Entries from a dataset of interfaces

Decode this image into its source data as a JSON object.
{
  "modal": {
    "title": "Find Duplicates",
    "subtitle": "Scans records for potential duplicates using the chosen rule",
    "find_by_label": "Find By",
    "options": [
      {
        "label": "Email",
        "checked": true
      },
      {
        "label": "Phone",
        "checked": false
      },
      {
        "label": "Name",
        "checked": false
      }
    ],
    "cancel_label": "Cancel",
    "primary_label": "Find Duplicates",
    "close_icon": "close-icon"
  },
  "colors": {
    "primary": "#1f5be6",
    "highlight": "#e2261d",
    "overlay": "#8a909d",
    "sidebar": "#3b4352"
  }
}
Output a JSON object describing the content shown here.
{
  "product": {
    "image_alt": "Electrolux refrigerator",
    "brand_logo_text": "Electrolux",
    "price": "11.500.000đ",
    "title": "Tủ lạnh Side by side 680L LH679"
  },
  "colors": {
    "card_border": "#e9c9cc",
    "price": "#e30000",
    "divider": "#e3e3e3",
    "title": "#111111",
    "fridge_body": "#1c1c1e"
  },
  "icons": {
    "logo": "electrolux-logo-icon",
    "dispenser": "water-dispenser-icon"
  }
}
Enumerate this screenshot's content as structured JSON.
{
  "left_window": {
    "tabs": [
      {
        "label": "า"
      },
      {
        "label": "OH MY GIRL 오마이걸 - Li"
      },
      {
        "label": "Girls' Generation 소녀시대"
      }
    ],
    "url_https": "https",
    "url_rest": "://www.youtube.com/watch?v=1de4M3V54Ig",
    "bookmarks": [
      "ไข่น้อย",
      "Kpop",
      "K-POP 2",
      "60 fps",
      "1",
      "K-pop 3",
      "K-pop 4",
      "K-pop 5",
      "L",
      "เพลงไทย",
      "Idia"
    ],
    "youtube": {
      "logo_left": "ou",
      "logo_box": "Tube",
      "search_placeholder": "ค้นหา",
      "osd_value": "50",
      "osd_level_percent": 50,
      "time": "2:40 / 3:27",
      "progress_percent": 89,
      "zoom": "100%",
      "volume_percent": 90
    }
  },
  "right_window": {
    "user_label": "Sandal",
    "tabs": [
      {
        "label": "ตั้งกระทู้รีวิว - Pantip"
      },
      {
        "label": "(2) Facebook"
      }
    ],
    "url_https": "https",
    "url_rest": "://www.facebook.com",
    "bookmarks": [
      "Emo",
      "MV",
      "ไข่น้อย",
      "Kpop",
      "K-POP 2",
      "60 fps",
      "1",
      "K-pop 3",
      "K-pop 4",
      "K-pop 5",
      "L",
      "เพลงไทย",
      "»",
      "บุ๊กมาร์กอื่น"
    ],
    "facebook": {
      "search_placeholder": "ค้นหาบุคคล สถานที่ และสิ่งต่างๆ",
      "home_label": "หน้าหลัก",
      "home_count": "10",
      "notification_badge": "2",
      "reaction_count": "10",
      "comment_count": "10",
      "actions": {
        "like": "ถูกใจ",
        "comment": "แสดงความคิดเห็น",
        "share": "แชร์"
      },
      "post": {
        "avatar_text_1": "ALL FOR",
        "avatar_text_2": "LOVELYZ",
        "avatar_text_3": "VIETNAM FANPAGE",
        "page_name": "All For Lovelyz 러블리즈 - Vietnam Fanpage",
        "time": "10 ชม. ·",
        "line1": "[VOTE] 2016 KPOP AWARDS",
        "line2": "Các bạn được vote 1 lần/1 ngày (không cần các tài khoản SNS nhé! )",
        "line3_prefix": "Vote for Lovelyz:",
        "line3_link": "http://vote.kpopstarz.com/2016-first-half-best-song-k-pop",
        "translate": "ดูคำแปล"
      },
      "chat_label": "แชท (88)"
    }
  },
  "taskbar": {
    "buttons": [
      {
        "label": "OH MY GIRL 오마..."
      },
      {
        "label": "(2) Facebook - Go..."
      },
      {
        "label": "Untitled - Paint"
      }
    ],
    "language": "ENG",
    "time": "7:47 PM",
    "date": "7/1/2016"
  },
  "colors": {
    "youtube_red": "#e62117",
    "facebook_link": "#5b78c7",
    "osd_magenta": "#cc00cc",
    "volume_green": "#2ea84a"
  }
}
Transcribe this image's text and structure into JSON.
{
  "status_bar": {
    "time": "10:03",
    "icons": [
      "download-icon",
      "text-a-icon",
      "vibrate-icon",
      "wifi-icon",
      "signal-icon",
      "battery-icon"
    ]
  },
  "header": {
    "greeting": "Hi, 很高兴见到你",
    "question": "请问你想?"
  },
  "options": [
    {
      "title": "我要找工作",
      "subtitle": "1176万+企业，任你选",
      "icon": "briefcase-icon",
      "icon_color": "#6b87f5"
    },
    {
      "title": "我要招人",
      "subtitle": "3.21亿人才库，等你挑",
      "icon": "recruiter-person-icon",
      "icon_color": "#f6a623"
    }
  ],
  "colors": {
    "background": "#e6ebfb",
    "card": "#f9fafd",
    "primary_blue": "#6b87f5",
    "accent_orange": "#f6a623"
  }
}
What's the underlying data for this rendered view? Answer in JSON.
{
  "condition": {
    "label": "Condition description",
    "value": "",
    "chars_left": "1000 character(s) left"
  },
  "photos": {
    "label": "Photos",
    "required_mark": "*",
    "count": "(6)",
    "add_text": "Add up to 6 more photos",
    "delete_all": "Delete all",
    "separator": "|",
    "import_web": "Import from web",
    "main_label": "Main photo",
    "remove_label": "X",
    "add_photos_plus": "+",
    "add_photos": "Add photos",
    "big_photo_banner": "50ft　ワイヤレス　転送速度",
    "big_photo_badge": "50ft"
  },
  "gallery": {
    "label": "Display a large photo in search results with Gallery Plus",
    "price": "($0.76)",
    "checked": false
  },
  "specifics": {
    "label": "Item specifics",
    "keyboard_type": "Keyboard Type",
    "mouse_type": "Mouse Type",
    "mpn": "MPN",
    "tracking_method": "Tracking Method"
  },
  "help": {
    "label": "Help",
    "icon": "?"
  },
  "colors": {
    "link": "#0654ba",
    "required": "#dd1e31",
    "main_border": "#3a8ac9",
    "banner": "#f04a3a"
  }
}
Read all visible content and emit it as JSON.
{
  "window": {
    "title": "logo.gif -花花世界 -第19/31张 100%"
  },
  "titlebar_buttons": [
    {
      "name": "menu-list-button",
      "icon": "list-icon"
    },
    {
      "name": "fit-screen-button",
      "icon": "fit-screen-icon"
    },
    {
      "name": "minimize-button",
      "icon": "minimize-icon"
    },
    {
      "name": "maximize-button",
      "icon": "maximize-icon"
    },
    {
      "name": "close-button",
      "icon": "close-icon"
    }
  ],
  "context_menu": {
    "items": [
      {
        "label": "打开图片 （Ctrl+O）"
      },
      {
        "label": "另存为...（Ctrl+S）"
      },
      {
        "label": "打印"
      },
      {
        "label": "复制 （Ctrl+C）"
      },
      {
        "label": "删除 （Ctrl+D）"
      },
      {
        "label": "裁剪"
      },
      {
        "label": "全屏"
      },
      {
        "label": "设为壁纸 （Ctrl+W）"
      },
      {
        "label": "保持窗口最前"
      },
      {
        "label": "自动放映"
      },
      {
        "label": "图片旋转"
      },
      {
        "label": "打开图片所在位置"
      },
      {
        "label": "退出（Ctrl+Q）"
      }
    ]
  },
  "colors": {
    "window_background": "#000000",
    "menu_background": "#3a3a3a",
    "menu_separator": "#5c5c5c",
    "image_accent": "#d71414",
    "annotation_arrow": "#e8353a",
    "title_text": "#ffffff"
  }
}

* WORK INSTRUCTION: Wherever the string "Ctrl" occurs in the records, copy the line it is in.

* SOLUTION TO THIS TASK:
        "label": "打开图片 （Ctrl+O）"
        "label": "另存为...（Ctrl+S）"
        "label": "复制 （Ctrl+C）"
        "label": "删除 （Ctrl+D）"
        "label": "设为壁纸 （Ctrl+W）"
        "label": "退出（Ctrl+Q）"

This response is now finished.